The Harper government, Andrew Coyne writes, is far from normal:
In normal times, under a normal government, the Fair Elections Act would have been withdrawn by now, or at least be in serious trouble. The past few weeks have seen the bill denounced as a threat to democracy by the chief electoral officer, the former chief electoral officer, several provincial elections officials, academic experts domestic and foreign, and newspaper editorials across the country.
Thursday they were joined by Harry Neufeld, the former chief electoral officer of British Columbia and the author of an inquiry into irregularities in the 2011 election. Mr. Neufeld’s report has been much quoted by the minister responsible, Pierre Poilievre, in particular to support his contention that the bill’s ban on “vouching” — allowing one voter to affirm another’s eligibility to vote in a riding, in cases where the usual documentation is lacking — was needed to prevent voter fraud.
When it comes to electoral reform, a government needs support from those who normally don't side with it. Instead, we are treated to Pierre Poilievre:
To the detailed objections of its critics, he offers nothing but the same, and I mean exactly the same, talking points, recited without evident effort to persuade but merely to impress upon his listeners how genuinely uninterested in their opinion he is. To [Harry] Neufeld’s complaints at having his report misrepresented, he responds that Mr. Neufeld does not understand his own report. The inaccurate and out-of-context passages he had cited from it were, he told Parliament, quoted “accurately and in context.” If Mr. Neufeld did not wish to use these words, he blithely told the CBC’s Evan Solomon, he should not have written them.

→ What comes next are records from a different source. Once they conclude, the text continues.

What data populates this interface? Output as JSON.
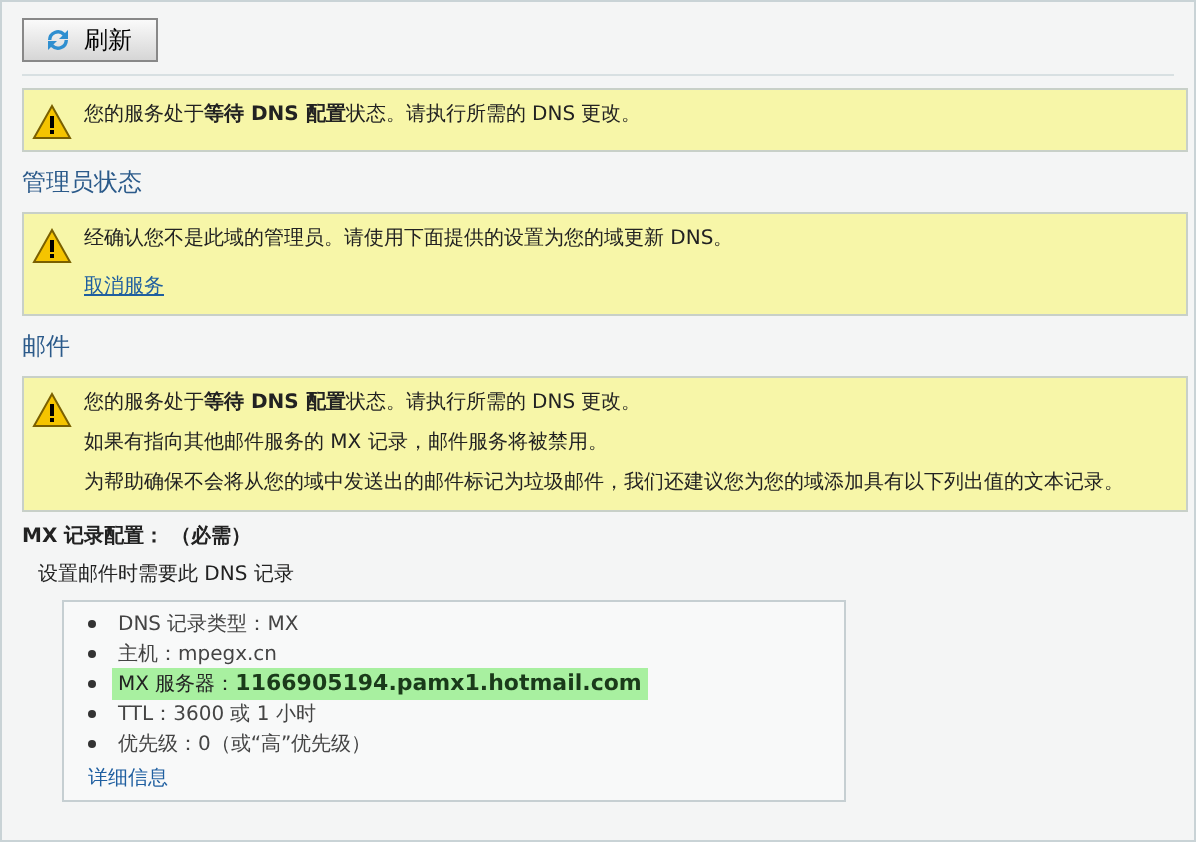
{
  "toolbar": {
    "refresh_button": "刷新"
  },
  "status_notice": {
    "paragraphs": [
      "您的服务处于**等待  DNS 配置**状态。请执行所需的 DNS 更改。"
    ]
  },
  "sections": [
    {
      "heading": "管理员状态",
      "notice": {
        "paragraphs": [
          "经确认您不是此域的管理员。请使用下面提供的设置为您的域更新 DNS。"
        ],
        "link": "取消服务"
      }
    },
    {
      "heading": "邮件",
      "notice": {
        "paragraphs": [
          "您的服务处于**等待  DNS 配置**状态。请执行所需的 DNS 更改。",
          "如果有指向其他邮件服务的 MX 记录，邮件服务将被禁用。",
          "为帮助确保不会将从您的域中发送出的邮件标记为垃圾邮件，我们还建议您为您的域添加具有以下列出值的文本记录。"
        ]
      }
    }
  ],
  "mx_config": {
    "title": "MX 记录配置： （必需）",
    "subtitle": "设置邮件时需要此 DNS 记录",
    "records": [
      {
        "text": "DNS 记录类型：MX",
        "highlighted": false
      },
      {
        "text": "主机：mpegx.cn",
        "highlighted": false
      },
      {
        "text": "MX 服务器：**1166905194.pamx1.hotmail.com**",
        "highlighted": true
      },
      {
        "text": "TTL：3600 或 1 小时",
        "highlighted": false
      },
      {
        "text": "优先级：0（或“高”优先级）",
        "highlighted": false
      }
    ],
    "details_link": "详细信息"
  }
}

And why have things comes to this? Coyne pulls no punches. The government will pass this bill,
not in spite of the opposition it has aroused, but because of it: because it has convinced itself that all such opposition, from whatever source, proceeds from the same implacably partisan motives as its own.
We are witnessing an example of collective psychosis